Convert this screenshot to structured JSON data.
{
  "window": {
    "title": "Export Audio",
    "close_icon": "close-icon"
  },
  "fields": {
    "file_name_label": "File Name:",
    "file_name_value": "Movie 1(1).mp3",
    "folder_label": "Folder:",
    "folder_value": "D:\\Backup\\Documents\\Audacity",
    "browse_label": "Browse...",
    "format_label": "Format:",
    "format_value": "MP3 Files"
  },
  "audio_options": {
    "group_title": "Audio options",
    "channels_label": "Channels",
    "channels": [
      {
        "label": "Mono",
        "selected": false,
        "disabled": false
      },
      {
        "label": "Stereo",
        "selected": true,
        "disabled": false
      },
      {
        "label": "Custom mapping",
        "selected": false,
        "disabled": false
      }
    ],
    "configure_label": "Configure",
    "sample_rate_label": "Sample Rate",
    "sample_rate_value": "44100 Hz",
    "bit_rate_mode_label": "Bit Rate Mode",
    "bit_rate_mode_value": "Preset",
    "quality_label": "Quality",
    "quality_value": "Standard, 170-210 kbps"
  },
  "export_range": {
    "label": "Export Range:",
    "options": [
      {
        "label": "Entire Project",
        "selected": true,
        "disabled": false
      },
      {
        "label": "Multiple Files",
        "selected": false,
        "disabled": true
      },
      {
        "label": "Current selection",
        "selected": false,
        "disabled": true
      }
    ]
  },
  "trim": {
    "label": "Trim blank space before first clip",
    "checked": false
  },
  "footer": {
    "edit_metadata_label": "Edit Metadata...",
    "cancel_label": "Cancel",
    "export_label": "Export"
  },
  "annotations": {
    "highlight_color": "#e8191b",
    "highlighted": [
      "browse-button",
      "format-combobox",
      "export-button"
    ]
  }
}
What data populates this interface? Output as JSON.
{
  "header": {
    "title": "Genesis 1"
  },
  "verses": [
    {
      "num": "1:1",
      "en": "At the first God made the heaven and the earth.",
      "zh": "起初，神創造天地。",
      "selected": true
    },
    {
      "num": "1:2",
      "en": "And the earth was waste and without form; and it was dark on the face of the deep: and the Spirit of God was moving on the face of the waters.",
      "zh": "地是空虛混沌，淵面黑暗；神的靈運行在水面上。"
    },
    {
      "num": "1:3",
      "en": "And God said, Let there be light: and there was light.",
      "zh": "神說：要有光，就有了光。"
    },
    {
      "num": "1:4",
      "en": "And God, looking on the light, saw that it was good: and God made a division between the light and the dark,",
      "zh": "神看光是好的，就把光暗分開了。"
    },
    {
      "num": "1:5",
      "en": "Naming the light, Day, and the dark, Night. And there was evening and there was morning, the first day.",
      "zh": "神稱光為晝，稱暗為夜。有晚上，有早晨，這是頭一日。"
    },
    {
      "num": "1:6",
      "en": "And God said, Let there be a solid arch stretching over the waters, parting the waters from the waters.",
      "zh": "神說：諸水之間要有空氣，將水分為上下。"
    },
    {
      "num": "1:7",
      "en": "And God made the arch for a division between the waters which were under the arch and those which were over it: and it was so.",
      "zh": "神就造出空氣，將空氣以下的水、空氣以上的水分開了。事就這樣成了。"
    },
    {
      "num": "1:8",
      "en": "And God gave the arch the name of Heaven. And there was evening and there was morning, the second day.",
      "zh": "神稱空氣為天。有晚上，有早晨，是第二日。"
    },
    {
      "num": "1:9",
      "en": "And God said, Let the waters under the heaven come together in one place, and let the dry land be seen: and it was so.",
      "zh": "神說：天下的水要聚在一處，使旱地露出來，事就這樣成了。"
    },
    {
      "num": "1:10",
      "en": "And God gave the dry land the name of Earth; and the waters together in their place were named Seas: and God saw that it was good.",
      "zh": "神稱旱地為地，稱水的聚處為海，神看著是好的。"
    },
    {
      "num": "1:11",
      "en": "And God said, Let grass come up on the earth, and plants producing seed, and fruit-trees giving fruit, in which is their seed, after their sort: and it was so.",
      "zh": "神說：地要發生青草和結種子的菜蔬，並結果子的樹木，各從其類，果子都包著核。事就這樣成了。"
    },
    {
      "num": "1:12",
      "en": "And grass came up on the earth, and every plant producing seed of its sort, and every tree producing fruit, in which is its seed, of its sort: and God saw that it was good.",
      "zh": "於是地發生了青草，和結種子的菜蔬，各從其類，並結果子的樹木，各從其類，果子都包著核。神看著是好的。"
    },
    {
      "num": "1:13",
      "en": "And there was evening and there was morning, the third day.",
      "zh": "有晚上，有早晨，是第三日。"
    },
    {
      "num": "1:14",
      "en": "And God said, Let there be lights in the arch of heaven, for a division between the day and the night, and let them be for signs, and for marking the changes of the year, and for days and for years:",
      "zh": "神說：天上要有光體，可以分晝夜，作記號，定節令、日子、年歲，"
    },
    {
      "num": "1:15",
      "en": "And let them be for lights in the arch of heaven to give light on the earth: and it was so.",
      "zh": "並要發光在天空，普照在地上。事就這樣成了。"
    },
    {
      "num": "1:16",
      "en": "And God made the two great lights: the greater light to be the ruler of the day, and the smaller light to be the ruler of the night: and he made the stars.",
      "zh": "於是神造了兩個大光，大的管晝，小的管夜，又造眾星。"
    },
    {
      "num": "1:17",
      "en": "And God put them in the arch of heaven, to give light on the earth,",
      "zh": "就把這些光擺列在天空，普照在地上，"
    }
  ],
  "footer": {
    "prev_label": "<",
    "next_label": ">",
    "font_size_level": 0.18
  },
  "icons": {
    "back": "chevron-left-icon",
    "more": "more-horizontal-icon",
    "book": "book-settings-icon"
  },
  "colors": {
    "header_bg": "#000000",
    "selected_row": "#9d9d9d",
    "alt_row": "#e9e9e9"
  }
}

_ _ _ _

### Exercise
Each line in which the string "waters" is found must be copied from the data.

### Completed task
      "en": "And the earth was waste and without form; and it was dark on the face of the deep: and the Spirit of God was moving on the face of the waters.",
      "en": "And God said, Let there be a solid arch stretching over the waters, parting the waters from the waters.",
      "en": "And God made the arch for a division between the waters which were under the arch and those which were over it: and it was so.",
      "en": "And God said, Let the waters under the heaven come together in one place, and let the dry land be seen: and it was so.",
      "en": "And God gave the dry land the name of Earth; and the waters together in their place were named Seas: and God saw that it was good.",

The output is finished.